After a dramatic shootout, Stephen Baldwin gives up his mission to tell the world about the sharks in Venice, something he was shouting and screaming about for the first half of the film. Oh and if you care, it was the mafia putting the sharks in the water to stop others finding the treasure which they themselves have not found. Idiots.

Tuesday, 29 March 2011

Hercules in New York

When the opening line to a film is “When myth and history merge into mystery” you know you are in for a good time. 

I came across Hercules in New York when a friend pointed it out to me in a branch of the now defunct Woolworths. It kick-started my love of bad films so I hold it dear to my heart. It was the screen debut of a certain Arnold Schwarzenegger, then known as Arnold Strong (Mr Universe at the time). Over the course of the seventy five minute epic Arnie Flexes his mussels, fights a bear, throws a javelin, uses Greasy chat up lines and beats up a boat full of men. 

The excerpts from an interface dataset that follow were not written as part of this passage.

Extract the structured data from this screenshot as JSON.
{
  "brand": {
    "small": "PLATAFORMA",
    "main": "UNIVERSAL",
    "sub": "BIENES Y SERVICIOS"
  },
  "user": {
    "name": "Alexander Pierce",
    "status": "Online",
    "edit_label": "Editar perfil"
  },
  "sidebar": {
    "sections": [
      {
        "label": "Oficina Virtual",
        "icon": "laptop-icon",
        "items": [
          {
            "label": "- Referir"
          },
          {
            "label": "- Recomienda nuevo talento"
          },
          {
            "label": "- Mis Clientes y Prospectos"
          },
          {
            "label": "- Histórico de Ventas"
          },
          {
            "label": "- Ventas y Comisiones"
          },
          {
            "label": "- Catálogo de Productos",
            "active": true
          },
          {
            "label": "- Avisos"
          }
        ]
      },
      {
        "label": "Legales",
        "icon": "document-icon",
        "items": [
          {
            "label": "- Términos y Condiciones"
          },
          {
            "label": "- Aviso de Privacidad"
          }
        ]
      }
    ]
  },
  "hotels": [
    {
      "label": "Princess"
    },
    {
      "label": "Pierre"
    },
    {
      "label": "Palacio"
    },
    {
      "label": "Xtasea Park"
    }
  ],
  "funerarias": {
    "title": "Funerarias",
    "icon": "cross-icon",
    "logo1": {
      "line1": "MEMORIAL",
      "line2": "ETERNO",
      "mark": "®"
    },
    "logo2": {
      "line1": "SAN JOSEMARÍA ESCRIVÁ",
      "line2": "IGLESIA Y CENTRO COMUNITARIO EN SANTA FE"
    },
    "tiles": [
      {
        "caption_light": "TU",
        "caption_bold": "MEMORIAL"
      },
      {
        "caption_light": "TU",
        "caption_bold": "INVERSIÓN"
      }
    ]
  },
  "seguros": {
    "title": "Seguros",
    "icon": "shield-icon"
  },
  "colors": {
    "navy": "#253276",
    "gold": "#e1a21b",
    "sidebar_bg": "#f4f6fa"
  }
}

Plot-wise Hercules is cast as a bored little brat wanting to go to earth to have some fun. Sick of his constant whining his dad, Zeus, in a fit of rage… sends him to earth, thus granting his wish. 

After beating up everyone on the boat the picked him out of the ocean (including John Candy) he buddy’s up with Pretzie (Arnold Stang, voice of Top-cat!), a pretzel seller by the dock. It’s essentially a buddy movie between an ethereal prick and a walking stereotype.  Pretize looks like he was created during a game of Pictionary and the words “A Jew” were on the card. I personally feel slightly offended by the lazy stereotyping of this Jewish character, and I’m not even Jewish. Anyway they team up and “Herc” becomes a wrestler and money start rolling in. The world’s least threatening mafia boss turns up (he looks like Bob Hoskin’s and Jimmy Carr’s lovechild) and “Herc” loses his powers at one point blah, blah, blah… you really don’t need to know the plot. What you need to know is Arnie flips over a taxi then fights a bear.

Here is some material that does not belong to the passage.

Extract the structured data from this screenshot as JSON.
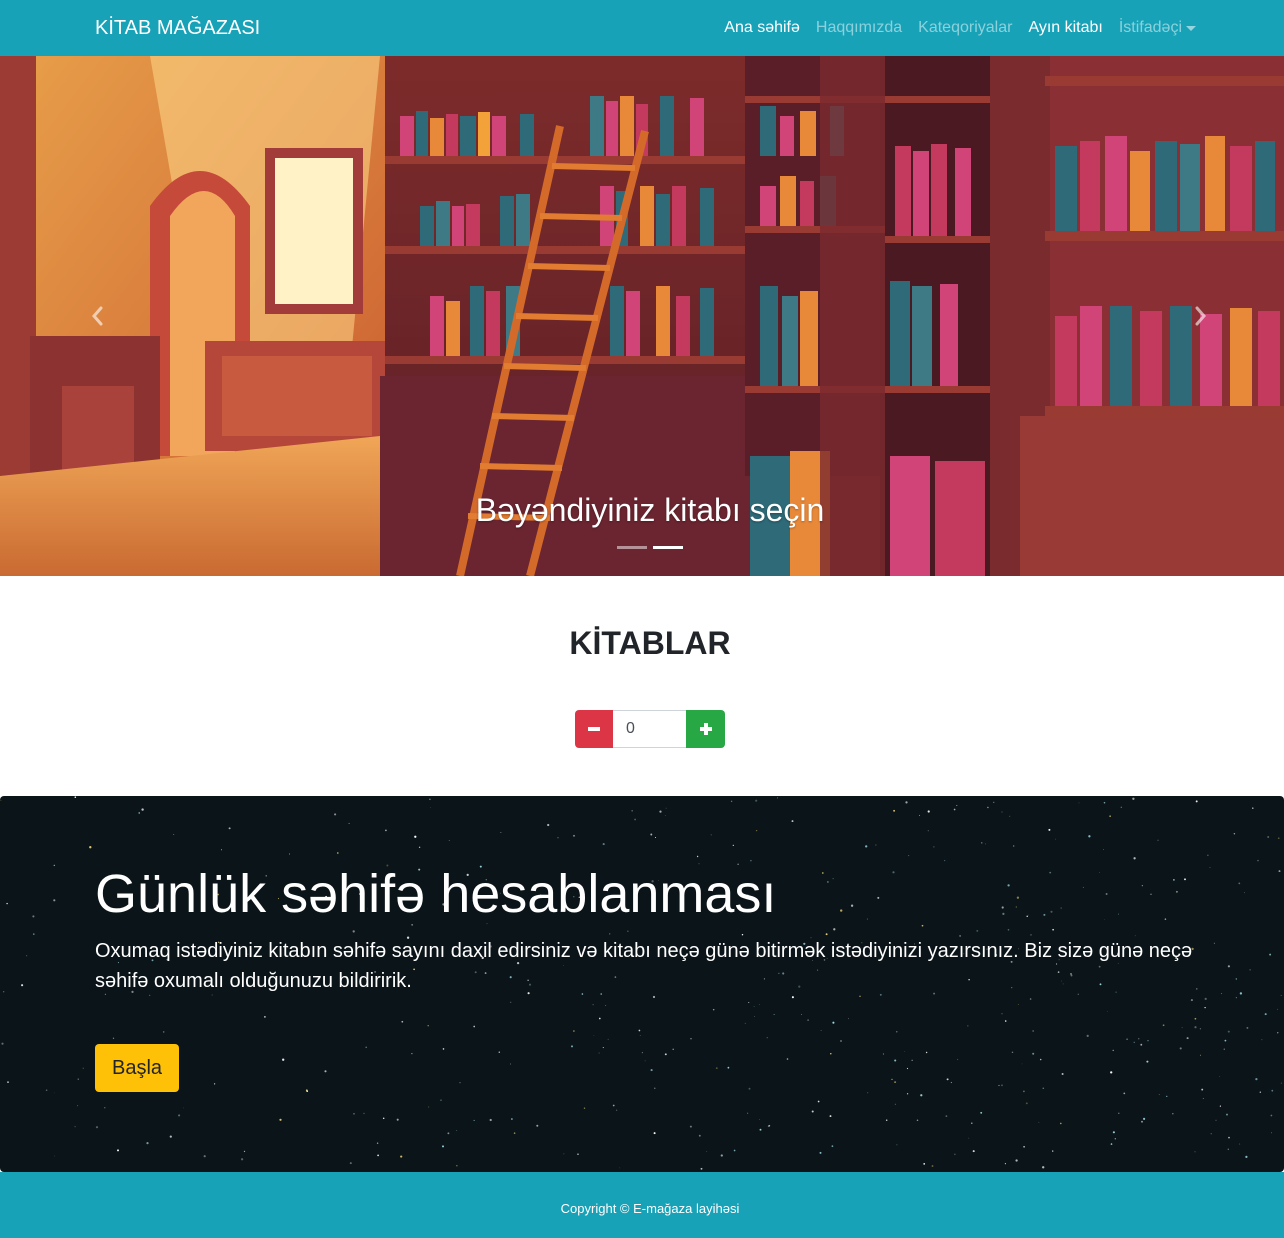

“Herc” also gets his shirt off as many times as possible, at one point during the middle of talking to Mercury (yes he is a Roman god but attention to detail is not HINY’s strongpoint) proclaiming “I have to take a shower”. Arnie was only 22 at the time and he still had a strong Austrian accent. For the theatre release Arnie’s voice was dubbed over but thankfully restored on the DVD. It sounds like Schwarzenegger is doing an impression of Rainier Wolfcastle (the Arnie parody character from the Simpson’s) doing an impression of Arnold Schwarzenegger. Arnie and his rudimentary English skills (he was only 22) get to work with such great dialog as…

“Bucks? Doe? What is all this zoological talk about male and female animals?”
“Ha, ha, ha. You have strucked Hercules.”

The Guy who plays Zeus spends 97.6% of the film pissed off with his son, scowling for almost all of his scenes. Mount Olympus seems to have serious traffic congestion problems judging by the amount of honking car horns you can hear, and the Greek gods had a fondness for red brickwork as opposed to white marble (picking Central Park as the set was probably not the best location in hindsight).

Arnie openly admits regretting doing this film, and that’s from a man who played Mr. Freeze in Batman & Robin. Thankfully for Arnie this was not the end, he was well on his way to stardom by 1982 (Conan the Barbarian), and well on his way to being in charge of the world’s 8th biggest economy (seriously how the hell did that happen?). The director Arthur Allan Seidelman also went on to hit personal highs by directing episodes of Magnum P.I. and Murder She Wrote. Still Hercules in New York Remains his Magnus opus. 


Monday, 28 March 2011

Welcome to The Bad Film Blog!

Hello there!

Thanks for stopping by! I’m Jack and I love bad films!

Well that’s not quite true, I don't love all bad films. I mean have you ever seen Woody Allen’s “Match Point”? You have my sympathy if you have.

The kind of bad films I love are usually so crammed with awful acting, dodgy directing and stupid scripts that you can’t help but laugh. How and why these films are made are very good questions, but I don’t know if i can be bothered to answer them.

I will however review and babble on about all the stupid crap that occurs in these cinematographic catastrophes. Expect acting more wooden than the sets!